Segment Open

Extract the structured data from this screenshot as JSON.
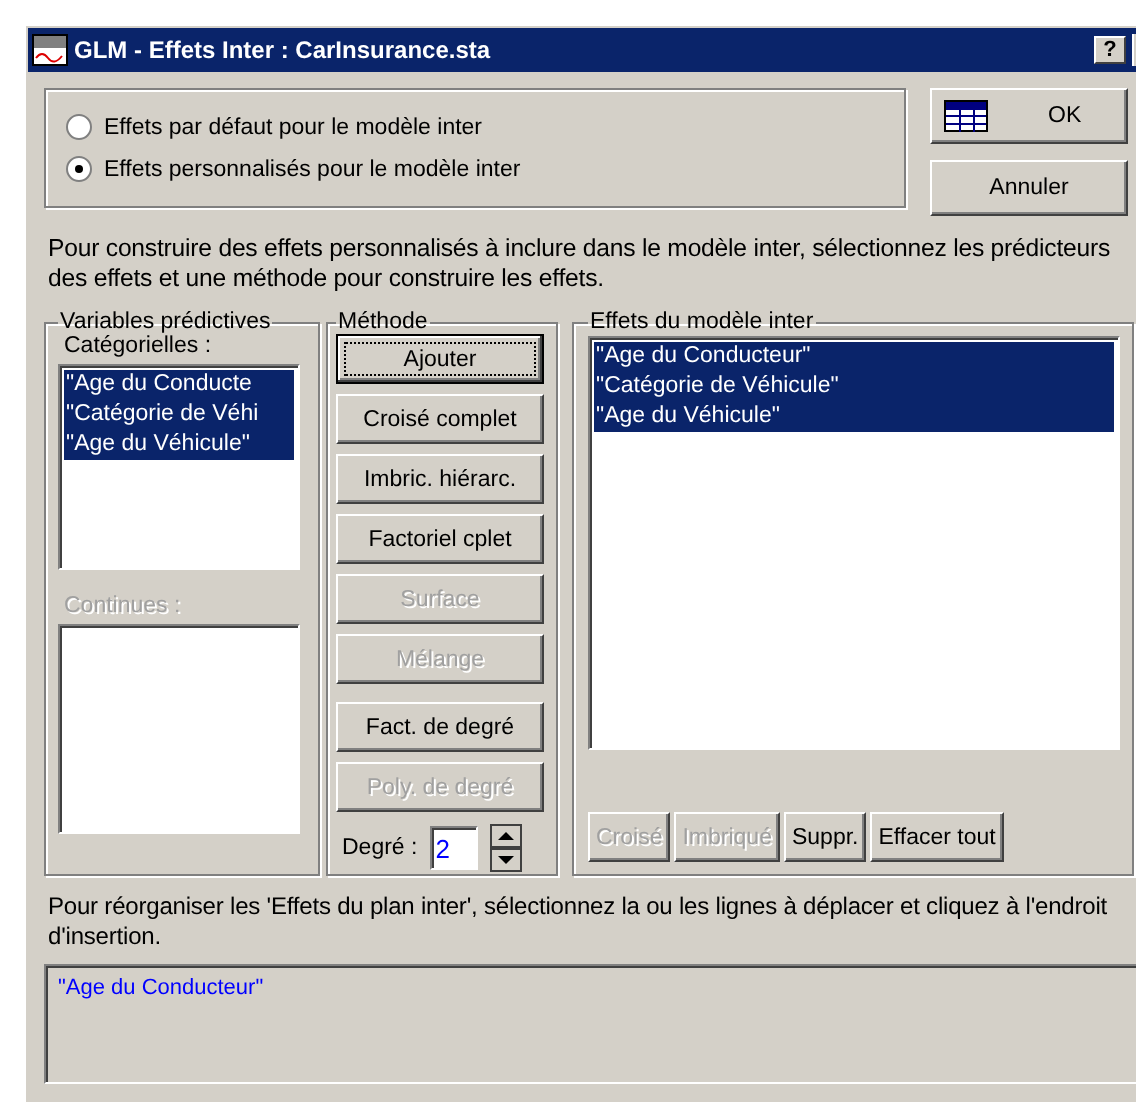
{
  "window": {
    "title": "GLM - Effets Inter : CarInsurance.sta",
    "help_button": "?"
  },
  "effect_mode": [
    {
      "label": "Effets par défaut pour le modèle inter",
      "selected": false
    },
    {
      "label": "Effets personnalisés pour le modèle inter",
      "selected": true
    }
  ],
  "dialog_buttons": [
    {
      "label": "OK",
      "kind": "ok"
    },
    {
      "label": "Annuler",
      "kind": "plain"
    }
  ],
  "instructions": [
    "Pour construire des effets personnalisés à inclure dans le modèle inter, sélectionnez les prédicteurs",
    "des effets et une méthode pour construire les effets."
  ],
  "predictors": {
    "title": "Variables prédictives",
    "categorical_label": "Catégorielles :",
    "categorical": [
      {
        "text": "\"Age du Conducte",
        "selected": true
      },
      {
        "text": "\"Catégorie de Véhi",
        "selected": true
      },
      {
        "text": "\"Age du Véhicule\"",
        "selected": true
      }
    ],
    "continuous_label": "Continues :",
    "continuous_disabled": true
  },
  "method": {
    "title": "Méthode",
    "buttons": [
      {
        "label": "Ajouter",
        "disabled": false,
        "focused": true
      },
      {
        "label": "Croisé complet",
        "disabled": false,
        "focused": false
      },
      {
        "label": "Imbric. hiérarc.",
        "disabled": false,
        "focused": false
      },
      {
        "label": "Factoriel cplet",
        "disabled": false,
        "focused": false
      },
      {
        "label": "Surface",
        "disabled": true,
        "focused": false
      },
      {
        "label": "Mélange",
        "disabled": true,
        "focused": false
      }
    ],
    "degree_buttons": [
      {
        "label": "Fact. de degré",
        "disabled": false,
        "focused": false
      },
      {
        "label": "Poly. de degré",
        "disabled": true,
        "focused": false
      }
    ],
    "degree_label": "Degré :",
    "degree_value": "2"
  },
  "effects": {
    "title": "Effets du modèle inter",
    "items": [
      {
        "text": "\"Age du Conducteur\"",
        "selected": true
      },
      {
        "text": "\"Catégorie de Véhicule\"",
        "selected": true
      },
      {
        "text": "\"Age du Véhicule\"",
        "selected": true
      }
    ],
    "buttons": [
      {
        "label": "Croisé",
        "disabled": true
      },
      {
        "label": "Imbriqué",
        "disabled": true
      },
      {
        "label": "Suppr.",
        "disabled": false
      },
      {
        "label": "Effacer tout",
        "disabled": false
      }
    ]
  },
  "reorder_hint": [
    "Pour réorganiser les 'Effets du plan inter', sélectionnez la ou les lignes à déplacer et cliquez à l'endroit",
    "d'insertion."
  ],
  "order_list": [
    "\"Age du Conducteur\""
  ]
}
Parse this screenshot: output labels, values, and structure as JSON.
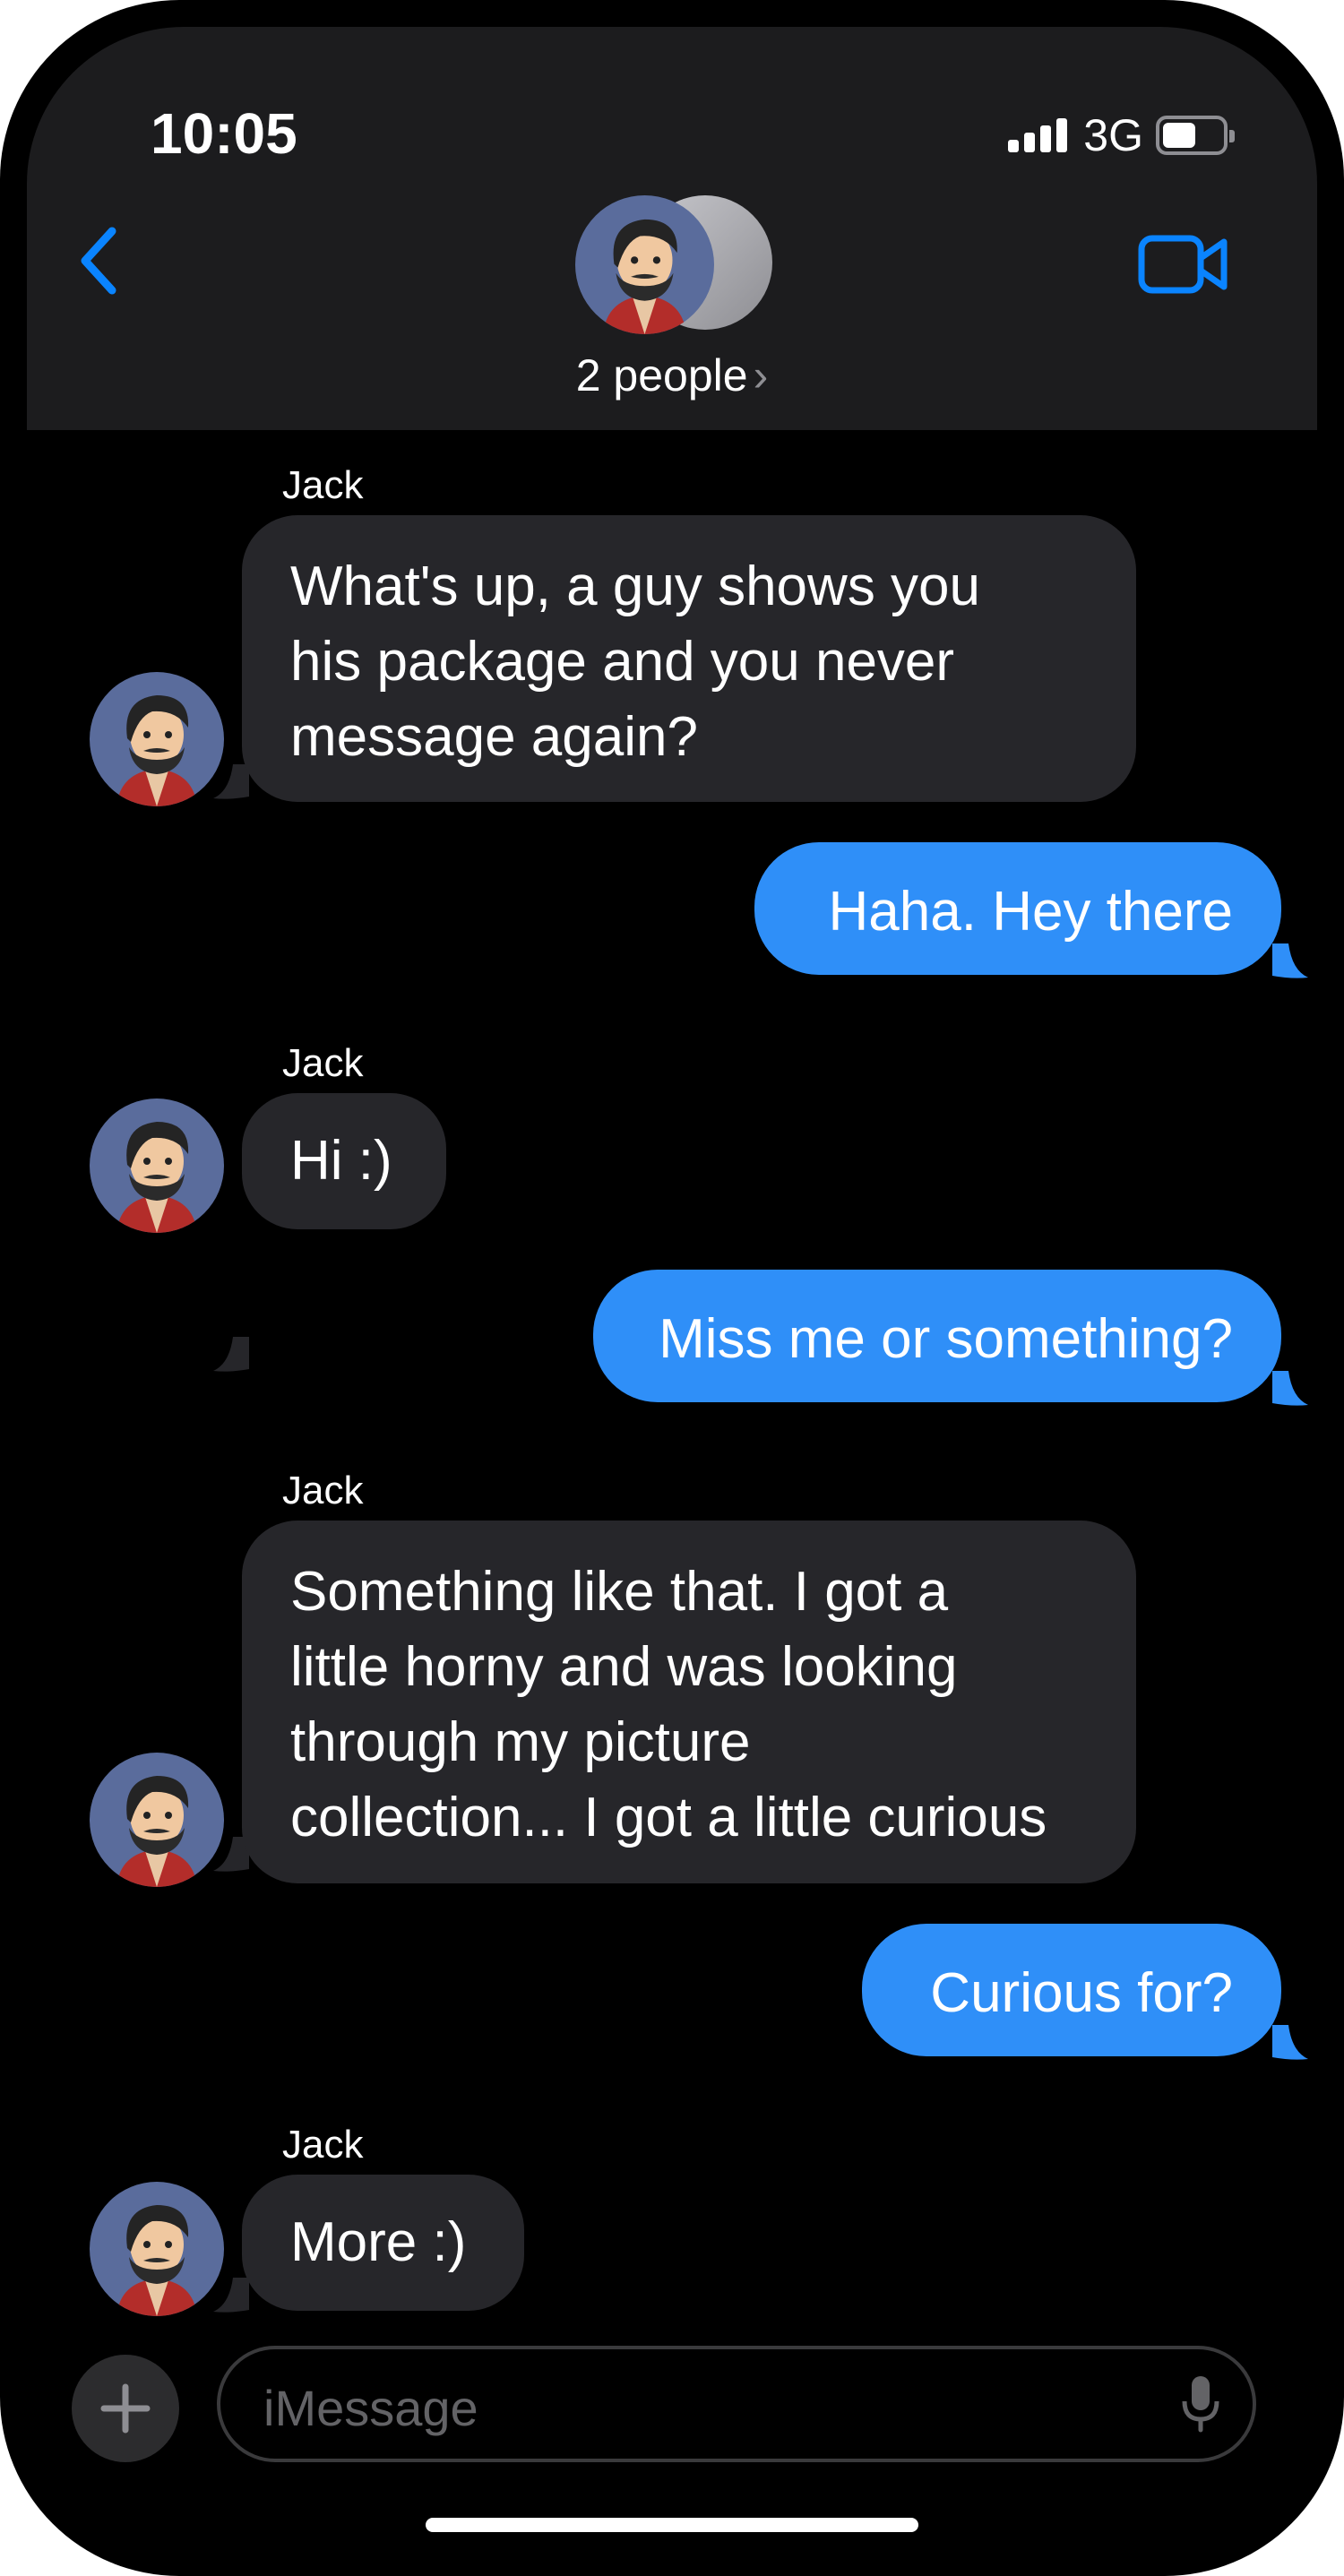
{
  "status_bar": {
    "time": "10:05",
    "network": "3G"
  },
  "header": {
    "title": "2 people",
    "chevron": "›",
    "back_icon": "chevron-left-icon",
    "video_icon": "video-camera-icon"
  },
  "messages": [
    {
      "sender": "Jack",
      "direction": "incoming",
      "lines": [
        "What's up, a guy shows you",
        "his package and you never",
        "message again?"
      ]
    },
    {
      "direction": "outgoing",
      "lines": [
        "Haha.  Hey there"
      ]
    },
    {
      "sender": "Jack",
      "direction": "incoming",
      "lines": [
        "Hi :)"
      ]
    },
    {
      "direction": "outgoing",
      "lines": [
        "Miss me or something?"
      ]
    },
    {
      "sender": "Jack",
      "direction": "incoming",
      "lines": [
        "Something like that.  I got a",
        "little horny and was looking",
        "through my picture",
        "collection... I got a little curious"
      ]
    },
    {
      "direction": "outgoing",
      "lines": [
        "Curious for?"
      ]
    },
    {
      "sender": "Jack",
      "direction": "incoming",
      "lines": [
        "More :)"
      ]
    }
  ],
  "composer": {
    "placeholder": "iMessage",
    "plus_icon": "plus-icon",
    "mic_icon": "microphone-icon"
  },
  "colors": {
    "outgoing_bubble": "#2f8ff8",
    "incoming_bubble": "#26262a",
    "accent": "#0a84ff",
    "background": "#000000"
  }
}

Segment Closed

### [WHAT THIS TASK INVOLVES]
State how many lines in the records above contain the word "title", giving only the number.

### [RESULT OF THIS EXERCISE]
5